Romania is gearing up to remember next month's 20th anniversary of the violent revolution that overthrew the dictator Nicolae Ceausescu in which some 1,300 people lost their lives. Celebrations and memorials are planned - though some Romanians still feel ambivalent about the 90-minute show trial of Ceausescu and his wife Elena on Christmas Day, 1989, which was followed immediately by their execution by firing squad.
Ironically, Romania finds now itself in the middle of a crucial presidential election still colored by the deep shadows of the past. It remains one of Europe's poorest countries and has been hit especially hard by the global recession.
In last Sunday's voting, incumbent Traian Basescu of the centrist Democrats won almost 33 percent of the vote. He'll face off in a run-off on December 6 against Mircea Geoana of the Social Democrats, the heirs of the Communist Party, who won around 30 percent. A third candidate, Crin Antonescu, took around 20 percent, and has thrown his support to Geoana. Polls suggest a close finish with Geoana possibly holding a narrow advantage.
In many ways, Romania emerged from the revolution the least prepared of any country in Eastern Europe to face a non-communist future. Its economy was in ruins, its people half-starving. Unlike Poland, which had Solidarity, or Czechoslovakia, where Vaclav Havel was the natural choice for president, Romania had no dissident movement to provide its new leaders. Ceausescu had ruthlessly crushed any and every sign of dissent. The Securitate secret police were ubiquitous, monitoring every citizen's movements, associations, telephone conversations and activities. It's been said that one in every four Romanians was collaborating with the Securitate in one way or another.
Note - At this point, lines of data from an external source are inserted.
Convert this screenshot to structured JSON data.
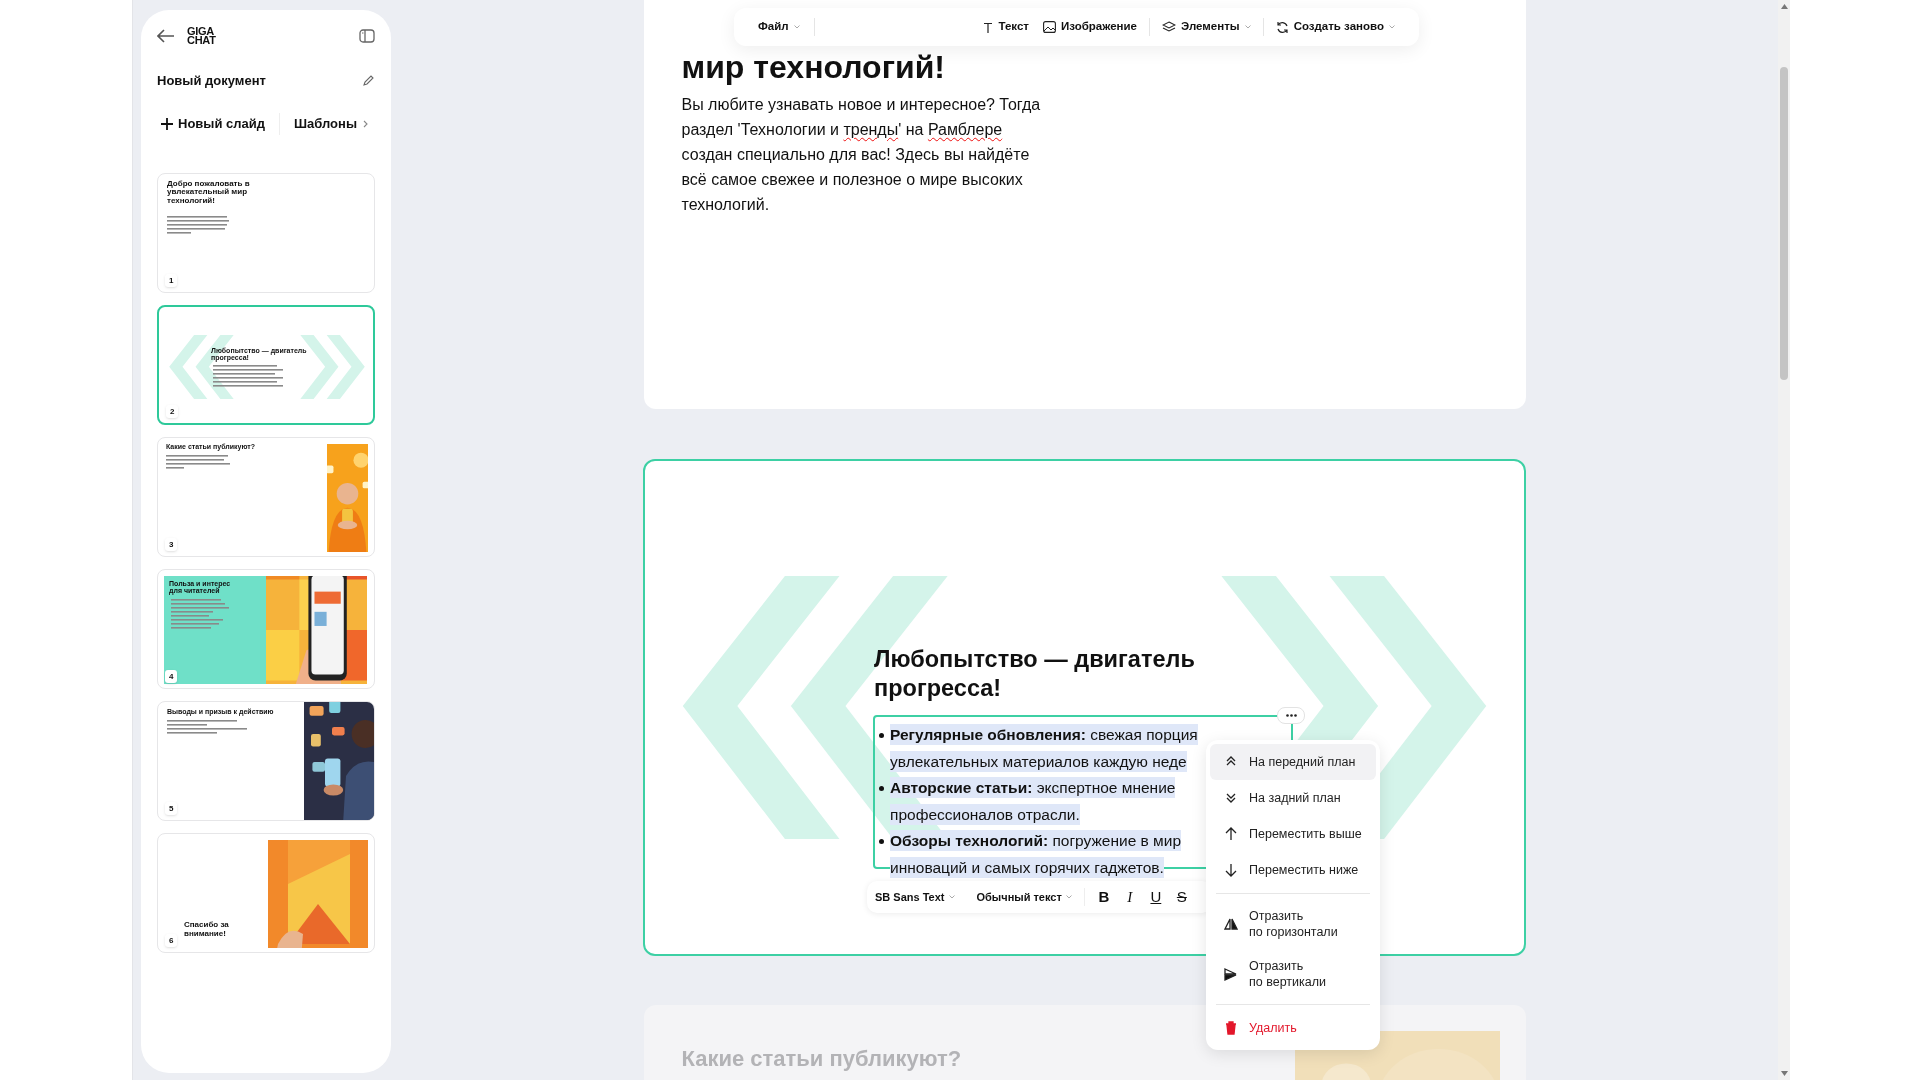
{
  "sidebar": {
    "logo_lines": [
      "GIGA",
      "CHAT"
    ],
    "document_title": "Новый документ",
    "new_slide_button": "Новый слайд",
    "templates_button": "Шаблоны",
    "slides": [
      {
        "number": "1",
        "selected": false,
        "kind": "text",
        "title": "Добро пожаловать в увлекательный мир технологий!"
      },
      {
        "number": "2",
        "selected": true,
        "kind": "chevrons",
        "title": "Любопытство — двигатель прогресса!"
      },
      {
        "number": "3",
        "selected": false,
        "kind": "image_right",
        "title": "Какие статьи публикуют?"
      },
      {
        "number": "4",
        "selected": false,
        "kind": "split",
        "title": "Польза и интерес для читателей"
      },
      {
        "number": "5",
        "selected": false,
        "kind": "image_edge",
        "title": "Выводы и призыв к действию"
      },
      {
        "number": "6",
        "selected": false,
        "kind": "closing",
        "title": "Спасибо за внимание!"
      }
    ]
  },
  "toolbar": [
    {
      "label": "Файл",
      "dropdown": true
    },
    {
      "label": "Текст",
      "dropdown": false
    },
    {
      "label": "Изображение",
      "dropdown": false
    },
    {
      "label": "Элементы",
      "dropdown": true
    },
    {
      "label": "Создать заново",
      "dropdown": true
    }
  ],
  "canvas": {
    "slide_1": {
      "title_lines": [
        "мир технологий!"
      ],
      "paragraph": [
        {
          "text": "Вы любите узнавать новое и интересное? Тогда раздел 'Технологии и ",
          "spellcheck_error": false
        },
        {
          "text": "тренды",
          "spellcheck_error": true
        },
        {
          "text": "' на ",
          "spellcheck_error": false
        },
        {
          "text": "Рамблере",
          "spellcheck_error": true
        },
        {
          "text": " создан специально для вас! Здесь вы найдёте всё самое свежее и полезное о мире высоких технологий.",
          "spellcheck_error": false
        }
      ]
    },
    "slide_2": {
      "selected": true,
      "title": "Любопытство — двигатель прогресса!",
      "bullets": [
        {
          "label": "Регулярные обновления:",
          "text": " свежая порция увлекательных материалов каждую неде"
        },
        {
          "label": "Авторские статьи:",
          "text": " экспертное мнение профессионалов отрасли."
        },
        {
          "label": "Обзоры технологий:",
          "text": " погружение в мир инноваций и самых горячих гаджетов."
        }
      ],
      "text_toolbar": {
        "font": "SB Sans Text",
        "style": "Обычный текст",
        "format_buttons": [
          "B",
          "I",
          "U",
          "S"
        ]
      },
      "context_menu": [
        {
          "label": "На передний план",
          "highlighted": true,
          "kind": "action",
          "divider_before": false
        },
        {
          "label": "На задний план",
          "highlighted": false,
          "kind": "action",
          "divider_before": false
        },
        {
          "label": "Переместить выше",
          "highlighted": false,
          "kind": "action",
          "divider_before": false
        },
        {
          "label": "Переместить ниже",
          "highlighted": false,
          "kind": "action",
          "divider_before": false
        },
        {
          "label": "Отразить\nпо горизонтали",
          "highlighted": false,
          "kind": "action",
          "divider_before": true
        },
        {
          "label": "Отразить\nпо вертикали",
          "highlighted": false,
          "kind": "action",
          "divider_before": false
        },
        {
          "label": "Удалить",
          "highlighted": false,
          "kind": "danger",
          "divider_before": true
        }
      ]
    },
    "slide_3": {
      "title": "Какие статьи публикуют?"
    }
  }
}
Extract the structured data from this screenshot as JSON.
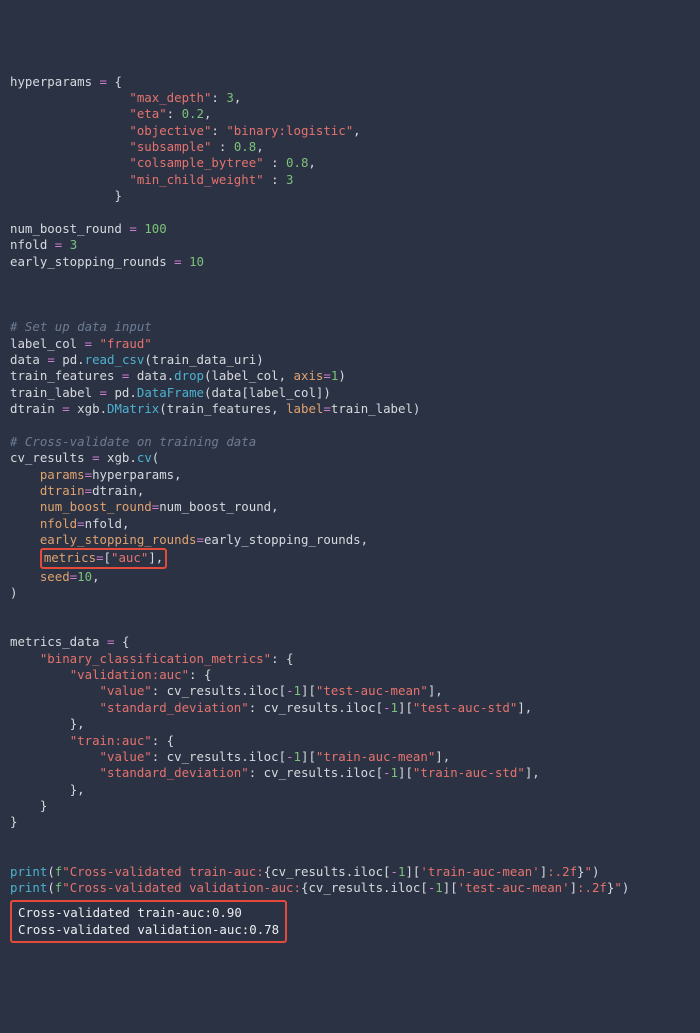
{
  "hyperparams": {
    "assign": "hyperparams",
    "open": "{",
    "entries": [
      {
        "indent": "                ",
        "key": "\"max_depth\"",
        "sep": ": ",
        "val": "3",
        "comma": ","
      },
      {
        "indent": "                ",
        "key": "\"eta\"",
        "sep": ": ",
        "val": "0.2",
        "comma": ","
      },
      {
        "indent": "                ",
        "key": "\"objective\"",
        "sep": ": ",
        "val": "\"binary:logistic\"",
        "comma": ","
      },
      {
        "indent": "                ",
        "key": "\"subsample\"",
        "sep": " : ",
        "val": "0.8",
        "comma": ","
      },
      {
        "indent": "                ",
        "key": "\"colsample_bytree\"",
        "sep": " : ",
        "val": "0.8",
        "comma": ","
      },
      {
        "indent": "                ",
        "key": "\"min_child_weight\"",
        "sep": " : ",
        "val": "3",
        "comma": ""
      }
    ],
    "close_indent": "              ",
    "close": "}"
  },
  "blank": "",
  "nbr": {
    "lhs": "num_boost_round",
    "rhs": "100"
  },
  "nfold": {
    "lhs": "nfold",
    "rhs": "3"
  },
  "esr": {
    "lhs": "early_stopping_rounds",
    "rhs": "10"
  },
  "com1": "# Set up data input",
  "lc": {
    "lhs": "label_col",
    "rhs": "\"fraud\""
  },
  "dataln": {
    "lhs": "data",
    "pd": "pd",
    "fn": "read_csv",
    "arg": "train_data_uri"
  },
  "tf": {
    "lhs": "train_features",
    "src": "data",
    "fn": "drop",
    "a1": "label_col",
    "kw": "axis",
    "kv": "1"
  },
  "tl": {
    "lhs": "train_label",
    "pd": "pd",
    "fn": "DataFrame",
    "src": "data",
    "key": "label_col"
  },
  "dt": {
    "lhs": "dtrain",
    "xgb": "xgb",
    "fn": "DMatrix",
    "a1": "train_features",
    "kw": "label",
    "kv": "train_label"
  },
  "com2": "# Cross-validate on training data",
  "cv": {
    "lhs": "cv_results",
    "xgb": "xgb",
    "fn": "cv",
    "args": [
      {
        "indent": "    ",
        "k": "params",
        "v": "hyperparams",
        "vtype": "v"
      },
      {
        "indent": "    ",
        "k": "dtrain",
        "v": "dtrain",
        "vtype": "v"
      },
      {
        "indent": "    ",
        "k": "num_boost_round",
        "v": "num_boost_round",
        "vtype": "v"
      },
      {
        "indent": "    ",
        "k": "nfold",
        "v": "nfold",
        "vtype": "v"
      },
      {
        "indent": "    ",
        "k": "early_stopping_rounds",
        "v": "early_stopping_rounds",
        "vtype": "v"
      }
    ],
    "metrics": {
      "indent": "    ",
      "k": "metrics",
      "v": "[\"auc\"]"
    },
    "seed": {
      "indent": "    ",
      "k": "seed",
      "v": "10"
    },
    "close": ")"
  },
  "md": {
    "lhs": "metrics_data",
    "open": "{",
    "outer_key": "\"binary_classification_metrics\"",
    "v_key": "\"validation:auc\"",
    "t_key": "\"train:auc\"",
    "val_key": "\"value\"",
    "std_key": "\"standard_deviation\"",
    "cv": "cv_results",
    "iloc": "iloc",
    "neg1": "-1",
    "keys": {
      "test_mean": "\"test-auc-mean\"",
      "test_std": "\"test-auc-std\"",
      "train_mean": "\"train-auc-mean\"",
      "train_std": "\"train-auc-std\""
    }
  },
  "print1": {
    "fn": "print",
    "pre": "f",
    "q": "\"",
    "t1": "Cross-validated train-auc:",
    "expr_a": "cv_results.iloc[",
    "neg1": "-1",
    "expr_b": "][",
    "key": "'train-auc-mean'",
    "expr_c": "]",
    "fmt": ":.2f",
    "t2": ""
  },
  "print2": {
    "fn": "print",
    "pre": "f",
    "q": "\"",
    "t1": "Cross-validated validation-auc:",
    "expr_a": "cv_results.iloc[",
    "neg1": "-1",
    "expr_b": "][",
    "key": "'test-auc-mean'",
    "expr_c": "]",
    "fmt": ":.2f",
    "t2": ""
  },
  "output": {
    "l1": "Cross-validated train-auc:0.90",
    "l2": "Cross-validated validation-auc:0.78"
  }
}
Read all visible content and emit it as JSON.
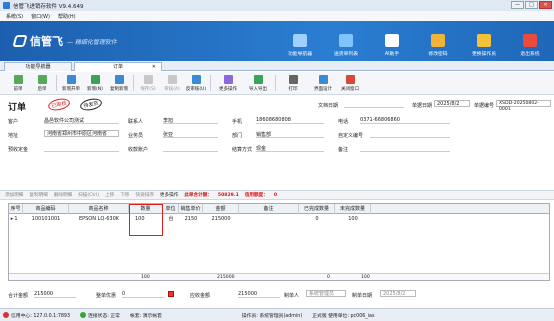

After several days of bloody street fighting, so-called "moderate" communists led by Ion Iliescu managed to exert authority over the country. Iliescu duly won almost 90 percent in the first post-communist election in May 1990. Former communists stayed in control for all but four years until 2004, slowing economic reforms, keeping the lid on attempts to investigate the crimes of the past and allowing rampant corruption to emerge as the country's biggest problem. Indeed, today corruption permeates almost every aspect of daily life, from visiting the doctor to winning prized slots in medical or law schools.
The country's agricultural sector remains hopelessly backward and many Romanian villages still lack running water.
The no-nonsense Basescu, a former merchant marine captain, promised a fresh start when he narrowly won the presidency in December 2004. He steered the country to European Union membership in January 2007 and presided over several years of economic growth. Foreign investment flooded into the country, real estate in and around Bucharest took off and the government took some halting steps to tackle corruption and come to terms with the past.
But the Social Democrats still controlled parliament and were able to frustrate much of Basescu's agenda. They even engineered an attempt in 2007 to impeach him - but a referendum decisively returned him to power.
Then came the global economic slump. Thousands of Romanian workers who had found lucrative employment in Italy, Spain and elsewhere in Europe, lost their jobs and had to return home. The Romanian economy is forecast to shrink by 8.5 percent this year and had to look to the International Monetary Fund for a $30 billion bailout. The country has been run by a caretaker government since mid-October when the Social Democrats withdrew their support. There is no state budget for 2010 and the IMF has delayed disbursing its next scheduled loan payment of $2.2 billion until the crisis is resolved. The money is needed to pay some 1.3 million state workers, who will likely have to celebrate Christmas without their salaries. For them and for millions of other Romanians, it's likely to be a long, cold winter.
As they mark their anniversary, Romanians should take pride in their revolution. They exhibited enormous courage, defying the dictator's tanks and guns with their bare hands to win freedom and the chance of a brighter future. But for many, the promise of that revolution has yet to be fully redeemed.